    Are you impressed how i knew it was a puma:chin:

    I think if the insurance and higher car tax costs are putting you off, then the petrol cost doesn't even come into it!

    Save up mate and get a bigger engined car when you're older - or get your dad to keep it and add you on as a named driver:thumb:
  • Former MemberFormer Member Posts: 1,876,324 The Mix Honorary Guru
    FCUK it wrote: »
    Are you impressed how i knew it was a puma:chin:

    I think if the insurance and higher car tax costs are putting you off, then the petrol cost doesn't even come into it!

    Save up mate and get a bigger engined car when you're older - or get your dad to keep it and add you on as a named driver:thumb:

    i was actually! i meant to write that, how did you know, haha :]

    lol im nearly 25 now so im guessing il have to wait til im in my mid forties to be able to afford it :p im on a really rubbish wage though atm :)
  • Former MemberFormer Member Posts: 1,876,324 The Mix Honorary Guru
    FCUK it wrote: »
    Are you impressed how i knew it was a puma:chin:

    I think if the insurance and higher car tax costs are putting you off, then the petrol cost doesn't even come into it!

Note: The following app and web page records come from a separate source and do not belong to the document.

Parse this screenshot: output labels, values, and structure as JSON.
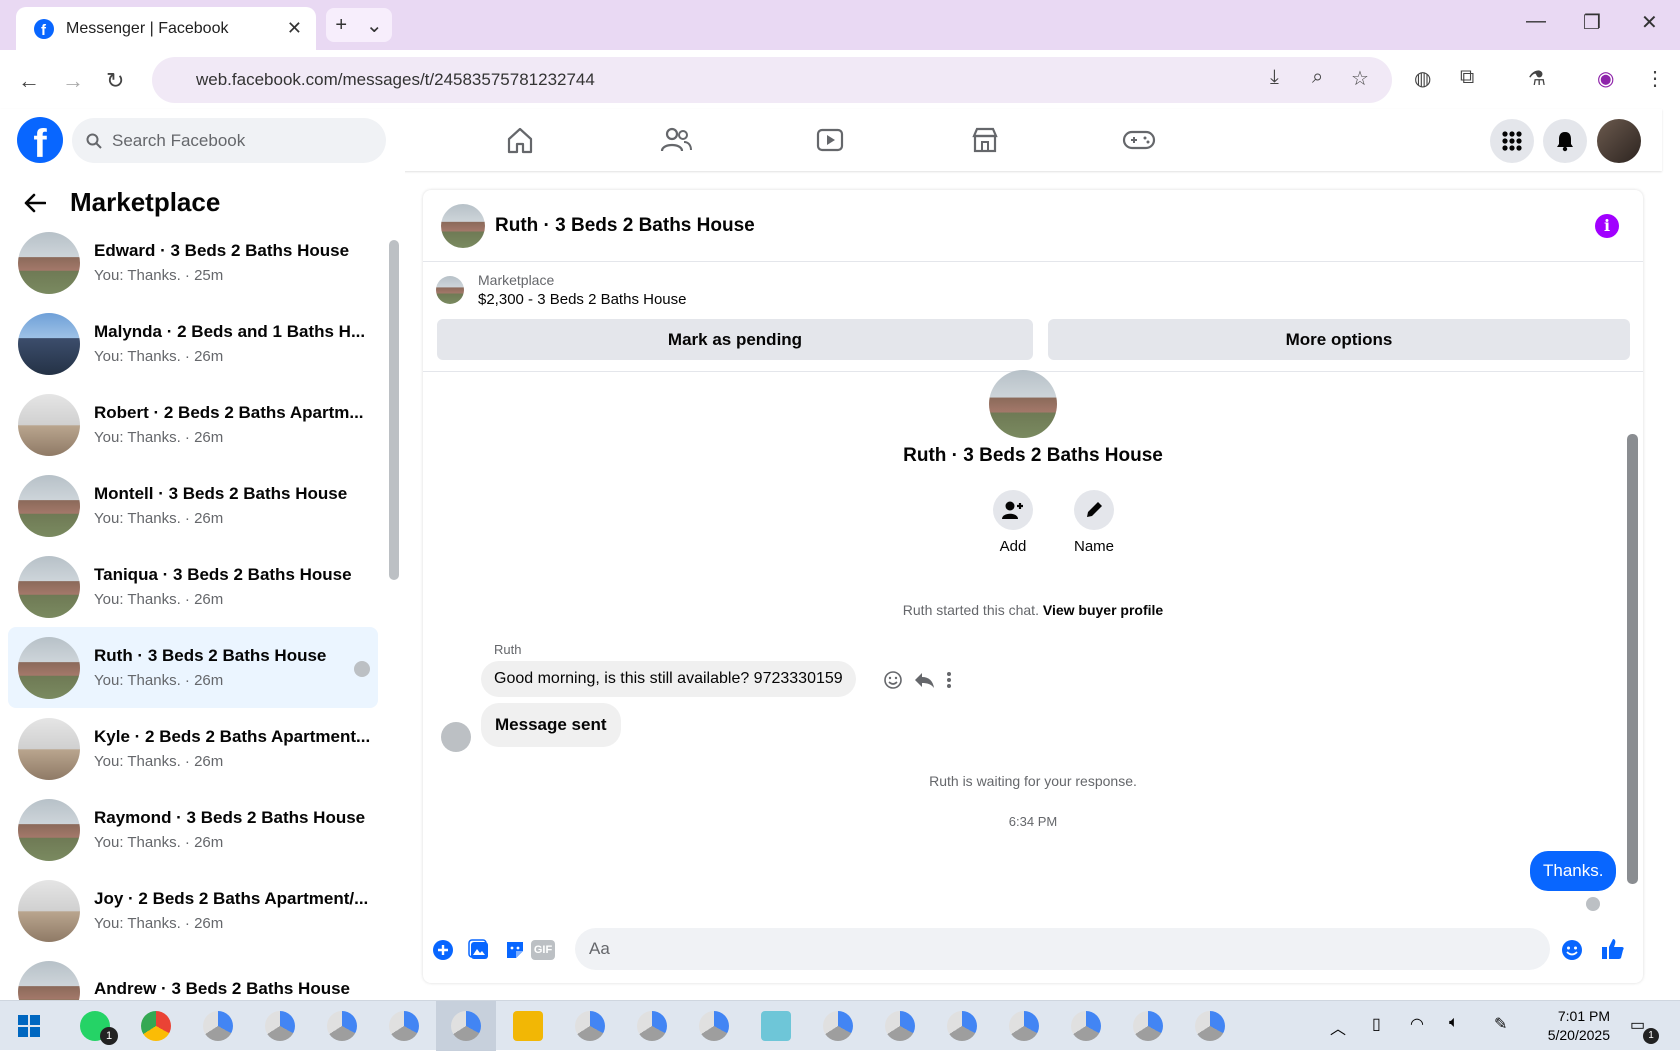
{
  "browser": {
    "tab_title": "Messenger | Facebook",
    "tab_close": "✕",
    "new_tab": "+",
    "tab_menu": "⌄",
    "url": "web.facebook.com/messages/t/24583575781232744"
  },
  "window": {
    "minimize": "—",
    "restore": "❐",
    "close": "✕"
  },
  "facebook": {
    "logo": "f",
    "search_placeholder": "Search Facebook"
  },
  "sidebar": {
    "title": "Marketplace",
    "conversations": [
      {
        "name": "Edward · 3 Beds 2 Baths House",
        "preview": "You: Thanks. · 25m"
      },
      {
        "name": "Malynda · 2 Beds and 1 Baths H...",
        "preview": "You: Thanks. · 26m"
      },
      {
        "name": "Robert · 2 Beds 2 Baths Apartm...",
        "preview": "You: Thanks. · 26m"
      },
      {
        "name": "Montell · 3 Beds 2 Baths House",
        "preview": "You: Thanks. · 26m"
      },
      {
        "name": "Taniqua · 3 Beds 2 Baths House",
        "preview": "You: Thanks. · 26m"
      },
      {
        "name": "Ruth · 3 Beds 2 Baths House",
        "preview": "You: Thanks. · 26m"
      },
      {
        "name": "Kyle · 2 Beds 2 Baths Apartment...",
        "preview": "You: Thanks. · 26m"
      },
      {
        "name": "Raymond · 3 Beds 2 Baths House",
        "preview": "You: Thanks. · 26m"
      },
      {
        "name": "Joy · 2 Beds 2 Baths Apartment/...",
        "preview": "You: Thanks. · 26m"
      },
      {
        "name": "Andrew · 3 Beds 2 Baths House",
        "preview": ""
      }
    ]
  },
  "chat": {
    "title": "Ruth · 3 Beds 2 Baths House",
    "listing_source": "Marketplace",
    "listing": "$2,300 - 3 Beds 2 Baths House",
    "mark_pending": "Mark as pending",
    "more_options": "More options",
    "profile_name": "Ruth · 3 Beds 2 Baths House",
    "add_label": "Add",
    "name_label": "Name",
    "started": "Ruth started this chat.",
    "view_profile": "View buyer profile",
    "sender": "Ruth",
    "message1": "Good morning, is this still available? 9723330159",
    "message2": "Message sent",
    "waiting": "Ruth is waiting for your response.",
    "time": "6:34 PM",
    "my_message": "Thanks.",
    "composer_placeholder": "Aa",
    "gif": "GIF"
  },
  "taskbar": {
    "time": "7:01 PM",
    "date": "5/20/2025",
    "whatsapp_badge": "1",
    "notification_badge": "1"
  }
}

    Save up mate and get a bigger engined car when you're older - or get your dad to keep it and add you on as a named driver:thumb:

    Hahaha - I figured Puma too! ;) It's one of the few cars with a 1.7 litre petrol engine :)
  • Former MemberFormer Member Posts: 1,876,324 The Mix Honorary Guru
    i was actually! i meant to write that, how did you know, haha :]

    lol im nearly 25 now so im guessing il have to wait til im in my mid forties to be able to afford it :p im on a really rubbish wage though atm :)

    Check the insurance - if I recall, the 1.7 Puma was pretty pricey. I know you said group 12, but get a quote to see what the difference actually is.

    I've had everything from group 2 to group 20, and the difference has been measured in the thousands.
  • Former MemberFormer Member Posts: 1,876,324 The Mix Honorary Guru
    Yeah, when you said 1.7, i figured it was a Puma!:thumb:

    Well, i'm only 24 and i've steadily gone up in engine size from a 1.0 Fiesta, to a 1.1 metro, 1.2 clio, 1.4 206, 1.7dti Astra and recently got a BMW 120D Sport

    I was quoted £1400 fully comp with my previous insurer - no claims, and i found it for £540, so maybe you could find it cheaper!

    Try tescocompare.com
Sign In or Register to comment.